One moving presentation centred on love. Working with our weekend theme ‘Rooted and Grounded in Love’, Jeff began to unpack the difference between knowing God’s love and feeling God’s love. There is a difference between these two. To truly feel God’s love is a powerful gift, and one that will carry us through the storms and challenges of life. (It was something that did that for him). There is a call, a discipline, in letting God love you. It requires a belief that you are wonderfully made, that God delighted in creating you, and that God cares for you deeply. If you can establish this basis in our faith relationship, we can move through mountainous challenges. ALL of us were deeply moved to hear this distinction! Can you truly be vulnerable enough to feel God’s love (with your heart), and not just (with your head) know that God loves you?  

Subsequent presentations built upon earlier ones. He later talked about flourishing and ask the question of ‘who you want to be in the world’. He made the bold statement that ‘the church cannot flourish WITHOUT you. It is only when we have a deeper sense of who God wants us to be that we can then become a better parent, spouse, neighbour, and so on. And, by extension, the church cannot flourish without you showing up and being your best self. What is your best self? And who is God calling you to be?  

And finally, Jeff offered us the wisdom of the compost pile. Over the last decade or so, many of us have been learning about composting. Taking, what we thought was ready for the trash, and finding even more life for it beyond the trash bin. Things ranging from vegetable peelings, eggshells, meat bones, and garden trimmings all find new life when they are not thrown out. But rather, when they are placed in our compost bin and they nurture new soil and life in future soil. Jeff’s wisdom of the compost pile was very timely for a church that was making many changes. The importance of trimming things away that no longer feed or nourish, that no longer are representative of our life and faith. But, also of honouring our history. Lamenting our past when wrongs have been made, as we do with land acknowledgement and special services through the year. Remembering our tradition, our elders, our history, that brought us to where we are today….and faithfully discerning what is to be composted, what is to be held as wheat and how we are to move ahead as the faithful church.  

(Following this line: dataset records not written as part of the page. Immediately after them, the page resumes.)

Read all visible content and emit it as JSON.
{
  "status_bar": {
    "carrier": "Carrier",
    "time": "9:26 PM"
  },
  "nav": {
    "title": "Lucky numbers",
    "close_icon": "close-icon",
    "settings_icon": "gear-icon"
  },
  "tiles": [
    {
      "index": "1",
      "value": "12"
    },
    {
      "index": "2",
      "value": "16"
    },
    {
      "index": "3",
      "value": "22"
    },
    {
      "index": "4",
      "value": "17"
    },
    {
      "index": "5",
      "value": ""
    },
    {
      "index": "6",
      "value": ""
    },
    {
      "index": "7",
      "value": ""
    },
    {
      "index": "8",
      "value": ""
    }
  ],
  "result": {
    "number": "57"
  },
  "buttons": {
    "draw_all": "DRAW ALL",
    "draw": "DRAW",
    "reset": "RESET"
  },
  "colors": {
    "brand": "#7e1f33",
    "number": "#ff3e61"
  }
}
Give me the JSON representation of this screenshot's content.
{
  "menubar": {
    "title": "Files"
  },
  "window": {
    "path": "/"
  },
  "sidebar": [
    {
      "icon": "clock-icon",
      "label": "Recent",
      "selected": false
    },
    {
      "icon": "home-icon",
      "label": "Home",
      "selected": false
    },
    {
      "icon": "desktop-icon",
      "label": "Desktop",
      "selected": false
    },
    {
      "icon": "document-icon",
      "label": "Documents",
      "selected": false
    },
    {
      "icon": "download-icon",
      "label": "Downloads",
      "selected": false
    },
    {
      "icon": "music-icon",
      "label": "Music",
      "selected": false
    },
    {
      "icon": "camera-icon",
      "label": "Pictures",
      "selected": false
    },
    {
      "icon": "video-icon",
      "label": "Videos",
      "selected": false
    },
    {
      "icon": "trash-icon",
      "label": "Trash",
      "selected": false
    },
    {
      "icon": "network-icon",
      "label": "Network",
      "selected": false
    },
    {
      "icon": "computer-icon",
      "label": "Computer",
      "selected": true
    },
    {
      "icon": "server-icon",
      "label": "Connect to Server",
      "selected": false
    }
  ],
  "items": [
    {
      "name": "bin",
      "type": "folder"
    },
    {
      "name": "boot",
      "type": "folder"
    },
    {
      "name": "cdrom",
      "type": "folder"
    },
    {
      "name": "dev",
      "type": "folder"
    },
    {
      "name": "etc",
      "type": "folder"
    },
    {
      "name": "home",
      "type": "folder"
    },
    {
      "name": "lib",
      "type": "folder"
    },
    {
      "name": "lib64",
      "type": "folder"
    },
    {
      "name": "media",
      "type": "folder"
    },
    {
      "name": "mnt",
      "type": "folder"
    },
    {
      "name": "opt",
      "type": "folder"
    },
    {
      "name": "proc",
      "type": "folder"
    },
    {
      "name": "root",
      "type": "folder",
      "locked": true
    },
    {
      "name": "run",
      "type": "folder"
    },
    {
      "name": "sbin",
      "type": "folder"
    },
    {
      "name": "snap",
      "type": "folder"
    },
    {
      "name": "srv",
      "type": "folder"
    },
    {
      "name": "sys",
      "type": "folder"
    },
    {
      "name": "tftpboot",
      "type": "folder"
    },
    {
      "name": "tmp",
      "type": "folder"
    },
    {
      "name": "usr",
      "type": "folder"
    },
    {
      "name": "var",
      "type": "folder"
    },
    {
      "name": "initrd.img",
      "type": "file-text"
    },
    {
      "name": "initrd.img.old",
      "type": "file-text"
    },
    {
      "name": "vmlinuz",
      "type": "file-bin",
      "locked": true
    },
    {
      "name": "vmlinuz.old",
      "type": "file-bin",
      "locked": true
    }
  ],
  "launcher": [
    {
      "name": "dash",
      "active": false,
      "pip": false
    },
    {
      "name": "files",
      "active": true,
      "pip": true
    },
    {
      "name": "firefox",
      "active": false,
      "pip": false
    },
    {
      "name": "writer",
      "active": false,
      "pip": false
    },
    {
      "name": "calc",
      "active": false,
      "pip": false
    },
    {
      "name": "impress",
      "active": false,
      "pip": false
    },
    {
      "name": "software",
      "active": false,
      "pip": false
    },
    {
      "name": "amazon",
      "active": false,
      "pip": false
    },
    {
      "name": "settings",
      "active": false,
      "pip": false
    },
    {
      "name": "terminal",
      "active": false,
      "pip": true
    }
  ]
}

And if we can hold on to this precious gift of feeling God’s love. If we can show up as our ‘best selves’ ~ and our ‘best church’ at this step of the journey. And if we can live the wisdom of the compost pile, our United Church is in for a most wonderful centennial anniversary in 3 years! For we will faithfully be the United Church of Canada going into our 2nd 100 years!